By Vanessa Greco
A student might not be able to graduate on time after a $1,350 award blunder at Ryerson’s financial assistance office.
Chi Nguyen, a third-year journalism student who has volunteered for The Eyeopener in the past, was mistakenly awarded $1,350 in December 2007. After discovering the mix-up a month later, the school charged the money to her RAMSS account. By then, Nguyen had already put the cash towards her tuition.
Now Nguyen is saddled with a $1,350 debt on top of tuition. She worries the outstanding money will stop her from graduating on time.

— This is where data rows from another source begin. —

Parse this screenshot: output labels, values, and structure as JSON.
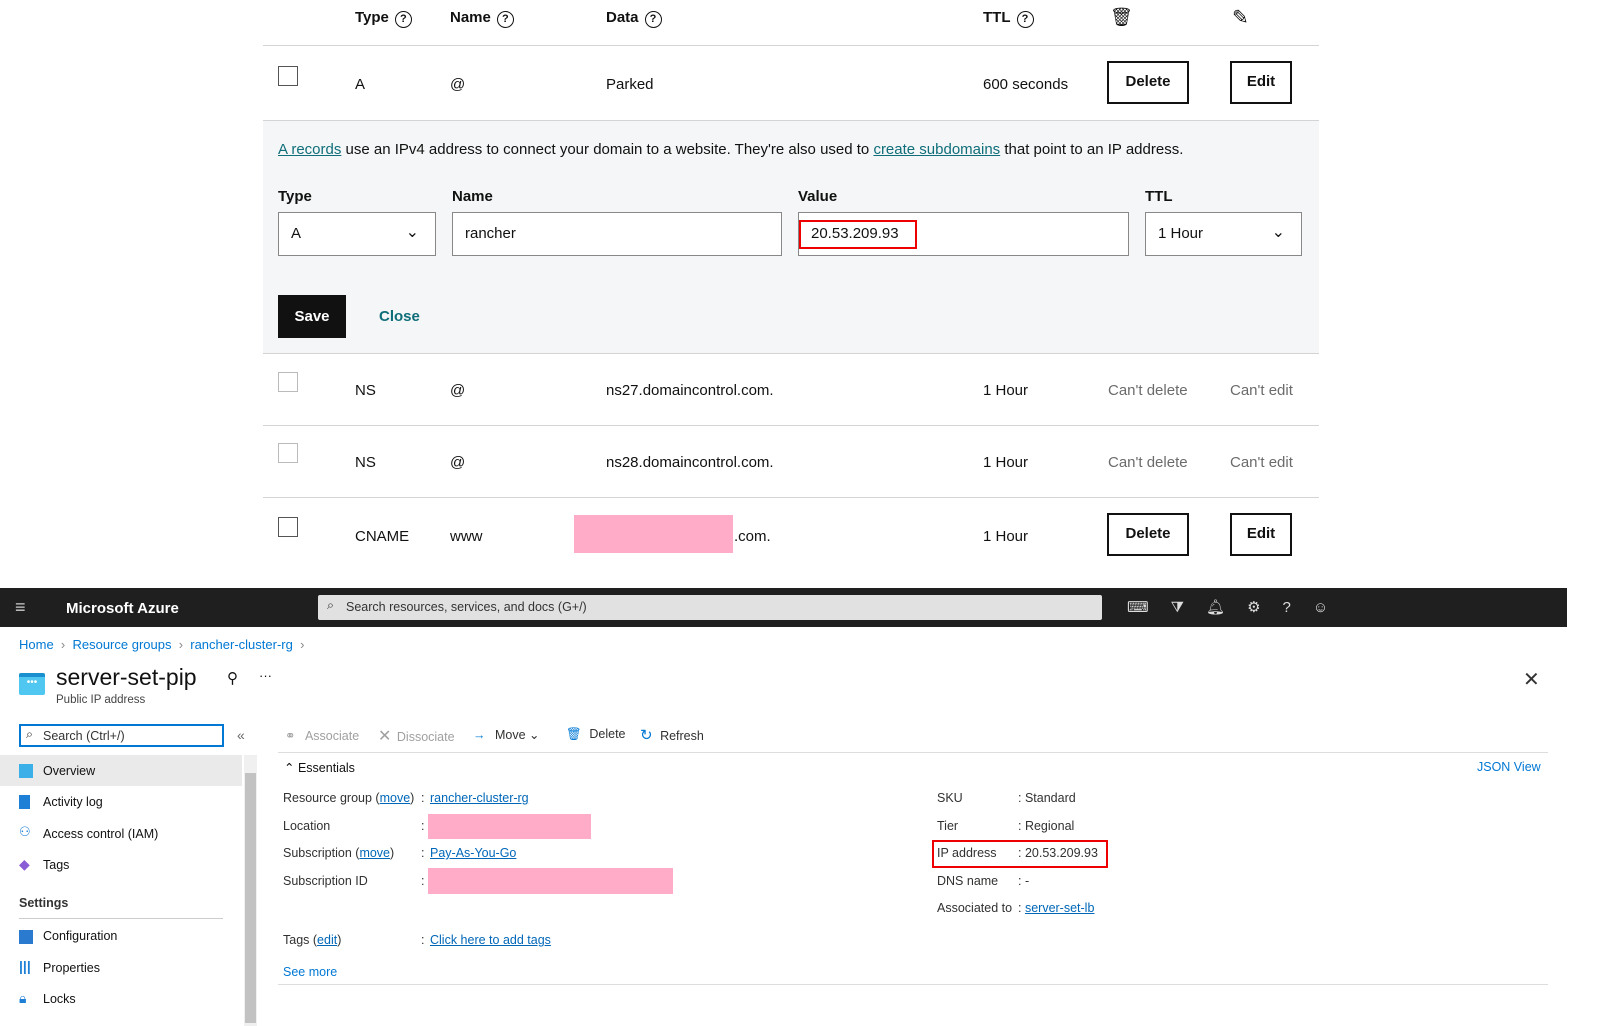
{
  "dns": {
    "headers": {
      "type": "Type",
      "name": "Name",
      "data": "Data",
      "ttl": "TTL"
    },
    "rows": [
      {
        "type": "A",
        "name": "@",
        "data": "Parked",
        "ttl": "600 seconds",
        "delete": "Delete",
        "edit": "Edit"
      },
      {
        "type": "NS",
        "name": "@",
        "data": "ns27.domaincontrol.com.",
        "ttl": "1 Hour",
        "delete": "Can't delete",
        "edit": "Can't edit"
      },
      {
        "type": "NS",
        "name": "@",
        "data": "ns28.domaincontrol.com.",
        "ttl": "1 Hour",
        "delete": "Can't delete",
        "edit": "Can't edit"
      },
      {
        "type": "CNAME",
        "name": "www",
        "data": ".com.",
        "ttl": "1 Hour",
        "delete": "Delete",
        "edit": "Edit"
      }
    ],
    "form": {
      "info_link1": "A records",
      "info_mid": " use an IPv4 address to connect your domain to a website. They're also used to ",
      "info_link2": "create subdomains",
      "info_end": " that point to an IP address.",
      "type_label": "Type",
      "type_value": "A",
      "name_label": "Name",
      "name_value": "rancher",
      "value_label": "Value",
      "value_value": "20.53.209.93",
      "ttl_label": "TTL",
      "ttl_value": "1 Hour",
      "save": "Save",
      "close": "Close"
    }
  },
  "azure": {
    "brand": "Microsoft Azure",
    "search_placeholder": "Search resources, services, and docs (G+/)",
    "breadcrumb": [
      "Home",
      "Resource groups",
      "rancher-cluster-rg"
    ],
    "title": "server-set-pip",
    "subtitle": "Public IP address",
    "more": "···",
    "side_search": "Search (Ctrl+/)",
    "nav": [
      "Overview",
      "Activity log",
      "Access control (IAM)",
      "Tags"
    ],
    "settings": "Settings",
    "settings_nav": [
      "Configuration",
      "Properties",
      "Locks"
    ],
    "toolbar": {
      "associate": "Associate",
      "dissociate": "Dissociate",
      "move": "Move",
      "delete": "Delete",
      "refresh": "Refresh"
    },
    "essentials": "Essentials",
    "json_view": "JSON View",
    "left": {
      "rg_label": "Resource group",
      "move": "move",
      "rg_value": "rancher-cluster-rg",
      "location_label": "Location",
      "sub_label": "Subscription",
      "sub_value": "Pay-As-You-Go",
      "subid_label": "Subscription ID",
      "tags_label": "Tags",
      "edit": "edit",
      "tags_value": "Click here to add tags",
      "see_more": "See more"
    },
    "right": {
      "sku_label": "SKU",
      "sku": "Standard",
      "tier_label": "Tier",
      "tier": "Regional",
      "ip_label": "IP address",
      "ip": "20.53.209.93",
      "dns_label": "DNS name",
      "dns": "-",
      "assoc_label": "Associated to",
      "assoc": "server-set-lb"
    }
  }
}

“I feel so defeated at this point,” said Nguyen. “The school admitted it was their mistake then washed their hands of responsibility.”
Nguyen, who is on OSAP and works 30 hours a week as a barista to pay rent, cannot recover the award money. School administration recommended she try to win the money back by applying for scholarships, Nguyen said.
“But it doesn’t make sense to me,” she said. “Even if I won a scholarship, why should I pay for Ryerson’s mistake?”
Due to the mix-up, there’s been an administrative hold placed on Nguyen’s RAMSS account, making class enrolment difficult.
Attempting to lose the debt, she’s contacted Ryerson’s ombudsperson and employees at the financial assistance office. Her calls to the financial assistance office haven’t been successful.
Carole Scrase, student financial assistance manager, did not return interview requests by press time.
Rebecca Rose, the Ryerson Students’ Union’s VP education, encourages Nguyen to seek help with the RSU’s advocacy coordinator and free lawyer.
“I don’t think it’s fair for the school to make her pay for their mistake,” she said. “I’m sure our resources would love to speak with her.”
Over a year ago, former RSU president Nora Loreto asked the university to let Nguyen keep the money. She still believes Nguyen has a case.
“Sure, the school gave her options — but all of them involved repayment,” Loreto said.